Developed by the Smithsonian Marine Station at Fort Pierce, the species inventory is an ever-expanding listing of the species of animals and plants that make their home in the lagoon. Users can access photographic images and taxonomic information via a Web site (www.sms.si.edu/irlspec/index.htm). “The IRL Species Inventory has become the place to go to get information on the lagoon’s biodiversity, whether you’re a scientist, student, government official, or citizen,” Hines says. With some 68 federal, state, local, and other government agencies involved in managing the IRL, Hines adds, “it’s imperative that there be one central place in which this information can be found.”

I think we all need to help inventory the Indian River Lagoon and be on the lookout for all the wonderful birds we use to have to see if they come back.

You all come back now you hear?

Advertisements

The Wood Stork is Back!

This morning my friend Bev from San Francisco put this on her Facebook Page.

“I`ve decided to have a most excellent week. ”

I saw that and thought “YA me too! I’m going to have an excellent week.” and I shared her post.

It really changed my usual very bummed out Monday morning mood.

When I go out on one of my adventure trips with my friend Jules I am amazed. She knows the names of all the birds and the plants. To my own defense I can name all the bones in the body and I  can recite the cranial nerves.

On old Olympus towering tops a fin and german spied some hops.

Olfactory

Optic

Oculomotor

Trigeminal

Abducens

Facial

Auditory

Glossopharyngeal

Vagus

Spinal Accessory

Hypogiossal

So there!

I know and love vultures, pelicans. I get a lot of mourning birds in my yard and also these really pretty red woodpeckers. I know these are woodpeckers because they hang on the telephone pole and peck away.

Last year I was driving down my favorite back road and I saw this guy and I had no idea what it was but he looked so cool that I stopped and took a photo.

wood-stork-cyndi-lenz

This gorgeous one was hanging out in Stuart, FL as of August 28, 2013. It is classified as an endangered species by the U.S. Fish & Wildlife Service. Stork aids in new beginnings as there is a spiritual and/or physical birthing taking place. He will aid in carrying the new birthing of ideas, thoughts and new ventures to where they need to be for Spirit’s plan. It is time for actions in areas in your life as Stork teaches to move in air (mind) and land (body) with a balance of relaxation. He instills a sense of calm and peace through the process. Stork helps in solidifying and strengthening the domestic fronts as well. Take notice of communication abilities and the attitudes and emotions that your words hold. Stork will show how to carry your new peace into all areas of your life.

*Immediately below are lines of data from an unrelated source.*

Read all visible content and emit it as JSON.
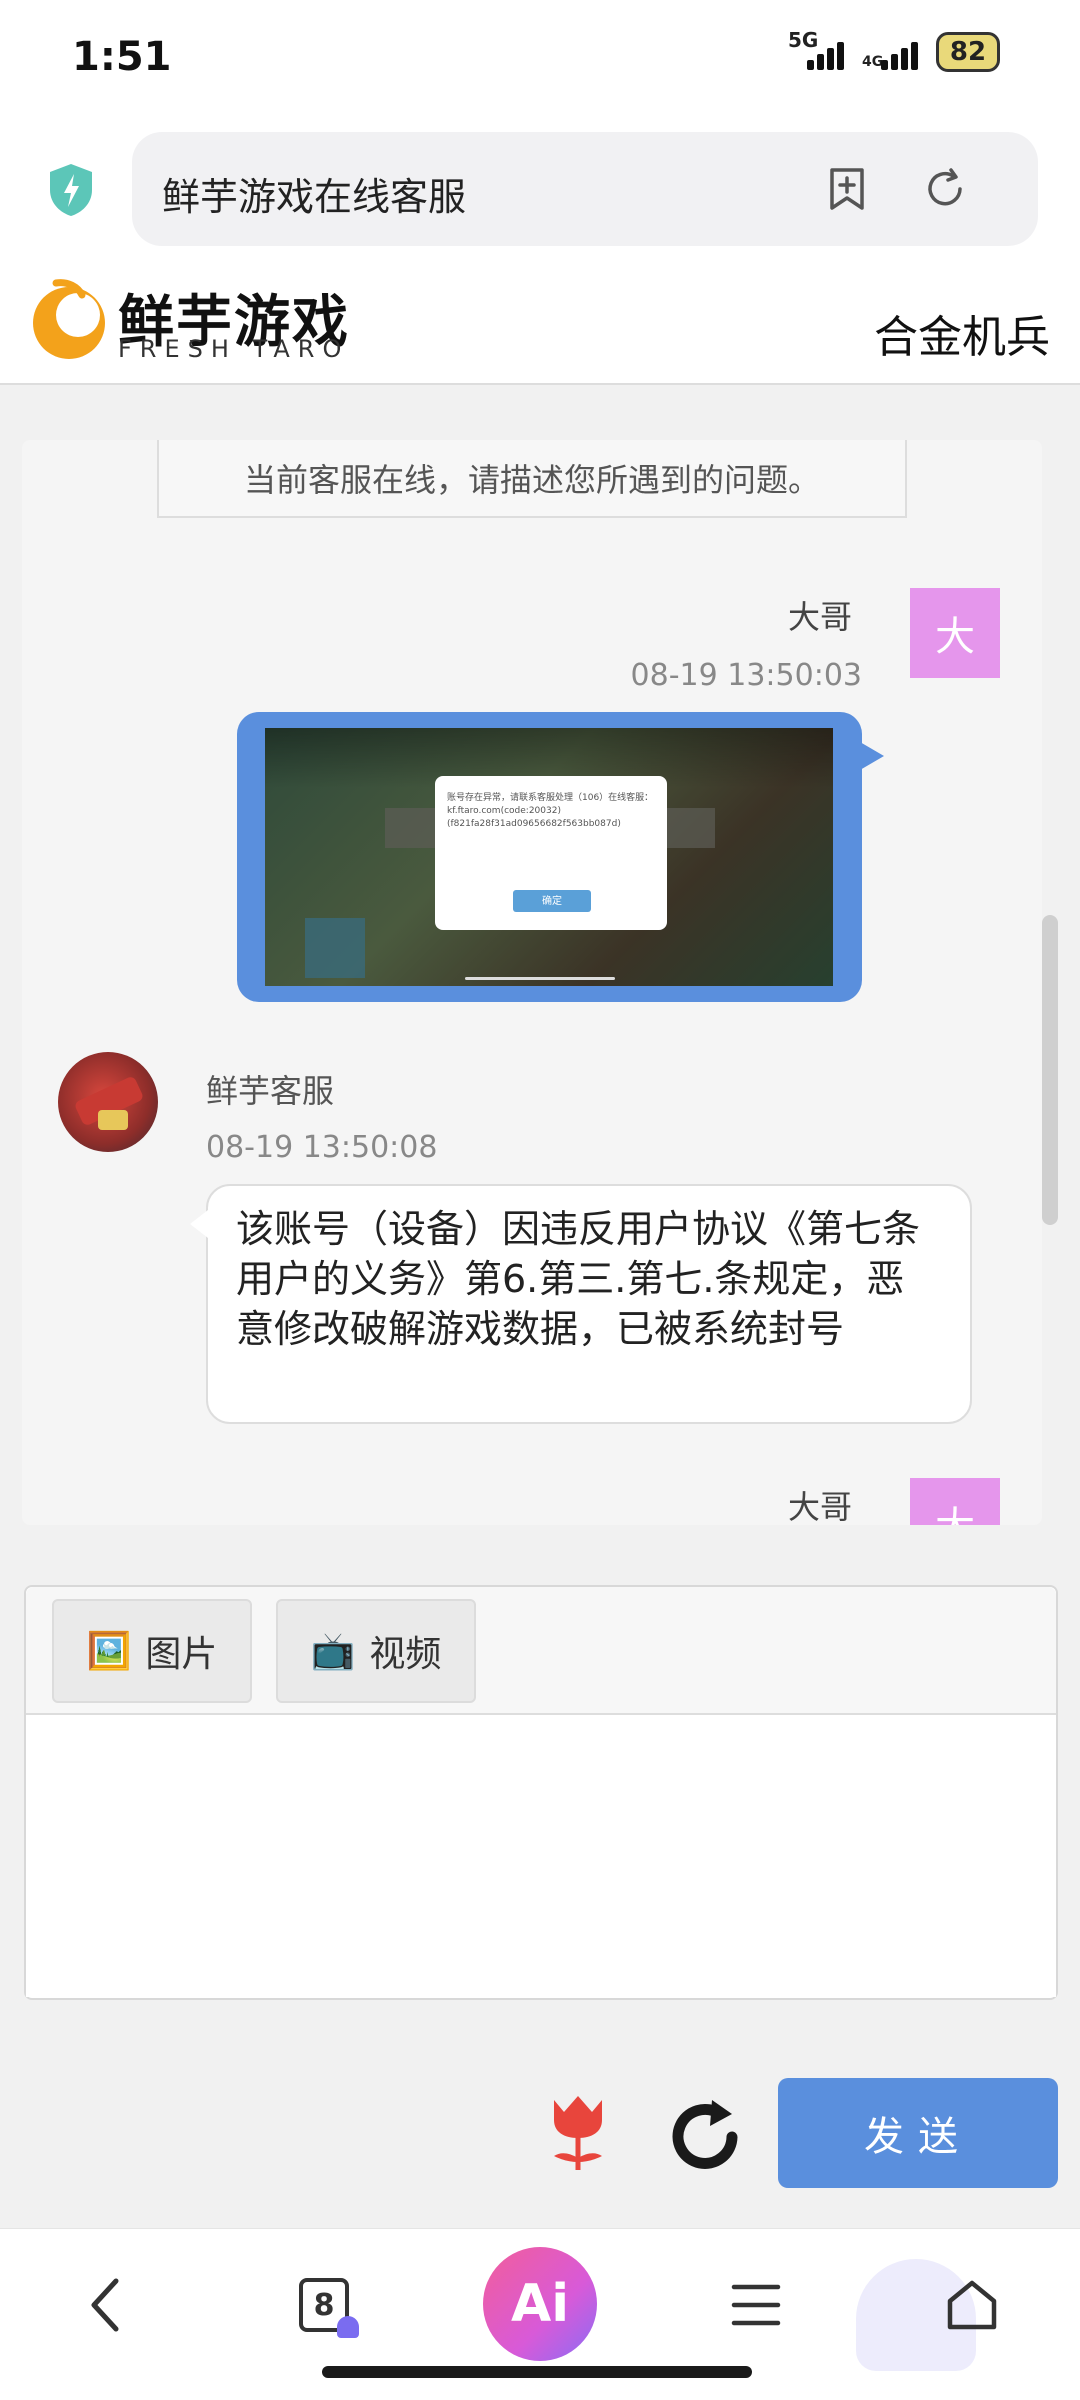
{
  "status_bar": {
    "time": "1:51",
    "network": "5G",
    "signal2": "4G",
    "battery": "82"
  },
  "browser": {
    "url_title": "鲜芋游戏在线客服"
  },
  "site": {
    "logo_name": "鲜芋游戏",
    "logo_sub": "FRESH TARO",
    "game_name": "合金机兵"
  },
  "chat": {
    "notice": "当前客服在线，请描述您所遇到的问题。",
    "messages": [
      {
        "sender": "大哥",
        "avatar_char": "大",
        "time": "08-19 13:50:03",
        "type": "image",
        "image_text": "账号存在异常，请联系客服处理（106）在线客服：kf.ftaro.com(code:20032)(f821fa28f31ad09656682f563bb087d)",
        "image_button": "确定"
      },
      {
        "sender": "鲜芋客服",
        "time": "08-19 13:50:08",
        "type": "text",
        "text": "该账号（设备）因违反用户协议《第七条用户的义务》第6.第三.第七.条规定，恶意修改破解游戏数据，已被系统封号"
      },
      {
        "sender": "大哥",
        "avatar_char": "大",
        "type": "partial"
      }
    ]
  },
  "composer": {
    "image_btn": {
      "icon": "🖼️",
      "label": "图片"
    },
    "video_btn": {
      "icon": "📺",
      "label": "视频"
    },
    "send_label": "发送"
  },
  "bottom_nav": {
    "tabs_count": "8",
    "ai_label": "Ai"
  },
  "colors": {
    "accent": "#5a8fdd",
    "user_avatar": "#e596ec"
  }
}
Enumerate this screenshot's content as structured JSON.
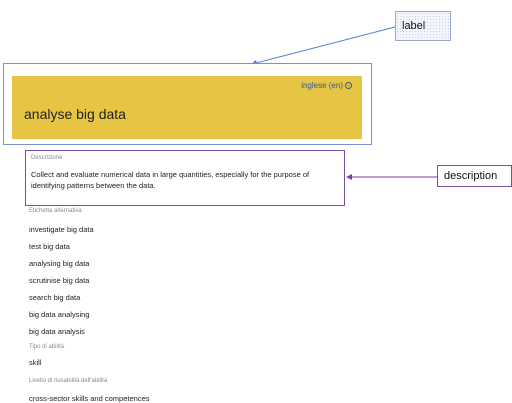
{
  "callouts": {
    "label": "label",
    "description": "description"
  },
  "label_card": {
    "language": "inglese (en)",
    "language_icon": "circle-minus-icon",
    "title": "analyse big data",
    "accent_color": "#e6c545"
  },
  "description": {
    "caption": "Descrizione",
    "text": "Collect and evaluate numerical data in large quantities, especially for the purpose of identifying patterns between the data."
  },
  "alternative_labels": {
    "caption": "Etichetta alternativa",
    "items": [
      "investigate big data",
      "test big data",
      "analysing big data",
      "scrutinise big data",
      "search big data",
      "big data analysing",
      "big data analysis"
    ]
  },
  "skill_type": {
    "caption": "Tipo di abilità",
    "value": "skill"
  },
  "reuse_level": {
    "caption": "Livello di riusabilità dell'abilità",
    "value": "cross-sector skills and competences"
  }
}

http://fl.audubon.org/wood-stork

The Wood Stork is one of Florida’s signature wading birds, a long-legged, awkward-looking bird on land that soars like a raptor in the air. Like many Florida birds associated with wetlands, the Wood Stork has suffered from the destruction and degradation of our state’s wetlands. Today, the Wood Stork is classed “Endangered” by the State of Florida and the federal government.

That’s another story for another day. Today we celebrate that he’s back and he’s safe.

They usually go back to the same place year after year. I usually drive down this road a few times a week. I’ve been looking for him.

I  did get out of the car and welcome him back. He moved his beak and said said some in woodstorkeez.

He gave me hope that I really will have an excellent week.

11954838_10206977152603706_5806072032000645428_n